* _EXERCISE_
Which lines in the data below contain the word "JSON"? Return each of them.
EXCERPTED RECORDS below:
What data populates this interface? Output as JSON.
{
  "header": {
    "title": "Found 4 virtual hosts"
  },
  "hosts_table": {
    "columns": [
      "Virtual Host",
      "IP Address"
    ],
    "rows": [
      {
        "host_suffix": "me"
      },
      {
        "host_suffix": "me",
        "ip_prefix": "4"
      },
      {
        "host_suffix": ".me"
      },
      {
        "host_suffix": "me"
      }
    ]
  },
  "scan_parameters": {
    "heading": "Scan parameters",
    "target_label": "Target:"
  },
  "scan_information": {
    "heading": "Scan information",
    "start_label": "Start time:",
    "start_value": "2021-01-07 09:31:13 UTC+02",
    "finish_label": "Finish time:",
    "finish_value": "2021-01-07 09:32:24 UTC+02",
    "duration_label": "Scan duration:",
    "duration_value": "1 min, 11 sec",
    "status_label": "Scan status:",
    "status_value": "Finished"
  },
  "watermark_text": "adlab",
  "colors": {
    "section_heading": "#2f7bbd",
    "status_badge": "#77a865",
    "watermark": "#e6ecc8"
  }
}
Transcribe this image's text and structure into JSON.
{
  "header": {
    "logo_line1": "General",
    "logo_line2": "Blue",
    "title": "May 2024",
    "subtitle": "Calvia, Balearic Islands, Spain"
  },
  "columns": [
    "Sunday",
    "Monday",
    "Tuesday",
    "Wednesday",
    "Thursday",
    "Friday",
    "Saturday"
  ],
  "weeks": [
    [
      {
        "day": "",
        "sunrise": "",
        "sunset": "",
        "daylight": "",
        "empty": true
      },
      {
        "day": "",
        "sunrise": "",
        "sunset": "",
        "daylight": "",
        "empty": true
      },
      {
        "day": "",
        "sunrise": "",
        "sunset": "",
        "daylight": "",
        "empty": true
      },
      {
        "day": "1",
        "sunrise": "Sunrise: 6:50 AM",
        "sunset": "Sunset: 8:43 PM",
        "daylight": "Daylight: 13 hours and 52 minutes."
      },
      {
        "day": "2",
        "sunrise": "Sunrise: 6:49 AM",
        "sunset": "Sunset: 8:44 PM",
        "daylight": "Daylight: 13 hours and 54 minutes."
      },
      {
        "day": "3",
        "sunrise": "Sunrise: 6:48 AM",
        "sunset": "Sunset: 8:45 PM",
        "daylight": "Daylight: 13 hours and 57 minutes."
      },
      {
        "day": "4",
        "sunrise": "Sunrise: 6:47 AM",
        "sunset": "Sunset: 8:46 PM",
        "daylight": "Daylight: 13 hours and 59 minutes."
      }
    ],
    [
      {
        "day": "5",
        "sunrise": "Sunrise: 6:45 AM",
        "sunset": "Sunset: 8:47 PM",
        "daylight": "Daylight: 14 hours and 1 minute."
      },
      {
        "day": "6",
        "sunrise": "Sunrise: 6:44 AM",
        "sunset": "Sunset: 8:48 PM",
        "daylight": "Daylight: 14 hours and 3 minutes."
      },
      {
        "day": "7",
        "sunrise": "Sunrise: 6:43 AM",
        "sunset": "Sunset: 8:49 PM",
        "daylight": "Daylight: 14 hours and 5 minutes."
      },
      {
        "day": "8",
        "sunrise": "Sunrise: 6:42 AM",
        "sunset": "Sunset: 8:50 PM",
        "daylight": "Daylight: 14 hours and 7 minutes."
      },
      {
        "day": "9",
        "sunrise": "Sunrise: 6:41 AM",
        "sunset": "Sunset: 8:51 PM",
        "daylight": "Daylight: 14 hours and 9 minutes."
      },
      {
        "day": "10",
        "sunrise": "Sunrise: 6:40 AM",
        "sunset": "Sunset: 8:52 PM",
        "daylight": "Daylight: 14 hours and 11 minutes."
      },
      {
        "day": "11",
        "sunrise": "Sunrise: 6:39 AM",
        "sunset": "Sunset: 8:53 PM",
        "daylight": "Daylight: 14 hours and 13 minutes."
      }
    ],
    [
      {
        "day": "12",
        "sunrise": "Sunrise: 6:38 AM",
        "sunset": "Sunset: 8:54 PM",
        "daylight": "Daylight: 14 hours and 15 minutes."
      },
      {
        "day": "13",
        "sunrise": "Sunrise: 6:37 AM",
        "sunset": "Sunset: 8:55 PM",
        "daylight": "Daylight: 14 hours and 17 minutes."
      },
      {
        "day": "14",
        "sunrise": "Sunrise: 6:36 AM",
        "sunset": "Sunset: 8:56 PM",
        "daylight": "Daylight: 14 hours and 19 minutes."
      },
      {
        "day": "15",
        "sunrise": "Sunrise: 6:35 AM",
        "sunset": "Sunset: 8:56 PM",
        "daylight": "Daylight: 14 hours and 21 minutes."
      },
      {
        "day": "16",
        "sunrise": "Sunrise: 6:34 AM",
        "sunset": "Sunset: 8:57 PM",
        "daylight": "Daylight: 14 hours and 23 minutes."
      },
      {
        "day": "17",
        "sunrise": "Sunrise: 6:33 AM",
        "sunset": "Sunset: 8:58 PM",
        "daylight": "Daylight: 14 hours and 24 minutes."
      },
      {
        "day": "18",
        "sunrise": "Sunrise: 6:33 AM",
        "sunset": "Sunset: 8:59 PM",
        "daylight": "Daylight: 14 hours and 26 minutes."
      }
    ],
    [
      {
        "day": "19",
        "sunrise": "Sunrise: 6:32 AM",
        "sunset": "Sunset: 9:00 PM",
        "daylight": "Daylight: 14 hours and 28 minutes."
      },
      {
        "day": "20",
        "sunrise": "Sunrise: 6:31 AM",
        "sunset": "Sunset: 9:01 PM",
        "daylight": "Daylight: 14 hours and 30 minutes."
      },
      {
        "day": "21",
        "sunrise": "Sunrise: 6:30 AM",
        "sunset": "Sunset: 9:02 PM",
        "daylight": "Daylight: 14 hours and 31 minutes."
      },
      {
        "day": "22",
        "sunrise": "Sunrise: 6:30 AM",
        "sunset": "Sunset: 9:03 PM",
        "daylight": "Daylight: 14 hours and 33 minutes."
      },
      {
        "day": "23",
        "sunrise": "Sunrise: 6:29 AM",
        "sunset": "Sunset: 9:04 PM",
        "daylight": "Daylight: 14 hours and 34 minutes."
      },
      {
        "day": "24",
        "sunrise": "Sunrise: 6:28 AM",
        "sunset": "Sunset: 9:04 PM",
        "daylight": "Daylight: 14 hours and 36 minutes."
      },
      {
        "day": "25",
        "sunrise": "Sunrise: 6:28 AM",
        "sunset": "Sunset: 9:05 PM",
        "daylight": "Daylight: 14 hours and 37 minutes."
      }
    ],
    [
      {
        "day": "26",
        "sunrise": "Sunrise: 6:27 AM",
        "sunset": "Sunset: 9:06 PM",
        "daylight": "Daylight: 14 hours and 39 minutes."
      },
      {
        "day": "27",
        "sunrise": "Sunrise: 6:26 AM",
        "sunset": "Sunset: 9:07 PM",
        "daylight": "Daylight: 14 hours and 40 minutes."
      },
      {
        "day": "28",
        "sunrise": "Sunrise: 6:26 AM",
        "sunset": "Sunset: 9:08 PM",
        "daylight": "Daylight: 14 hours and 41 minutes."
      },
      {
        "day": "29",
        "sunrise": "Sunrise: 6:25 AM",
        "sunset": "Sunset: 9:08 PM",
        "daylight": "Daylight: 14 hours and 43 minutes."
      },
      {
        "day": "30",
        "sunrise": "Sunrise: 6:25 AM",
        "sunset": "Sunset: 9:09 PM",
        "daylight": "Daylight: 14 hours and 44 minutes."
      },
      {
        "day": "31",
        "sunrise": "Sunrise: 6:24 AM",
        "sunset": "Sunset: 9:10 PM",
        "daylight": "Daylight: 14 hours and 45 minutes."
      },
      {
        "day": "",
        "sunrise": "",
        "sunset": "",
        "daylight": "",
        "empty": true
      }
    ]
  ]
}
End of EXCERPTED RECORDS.
* _ANSWER SECTION_
What data populates this interface? Output as JSON.
Transcribe this image's text and structure into JSON.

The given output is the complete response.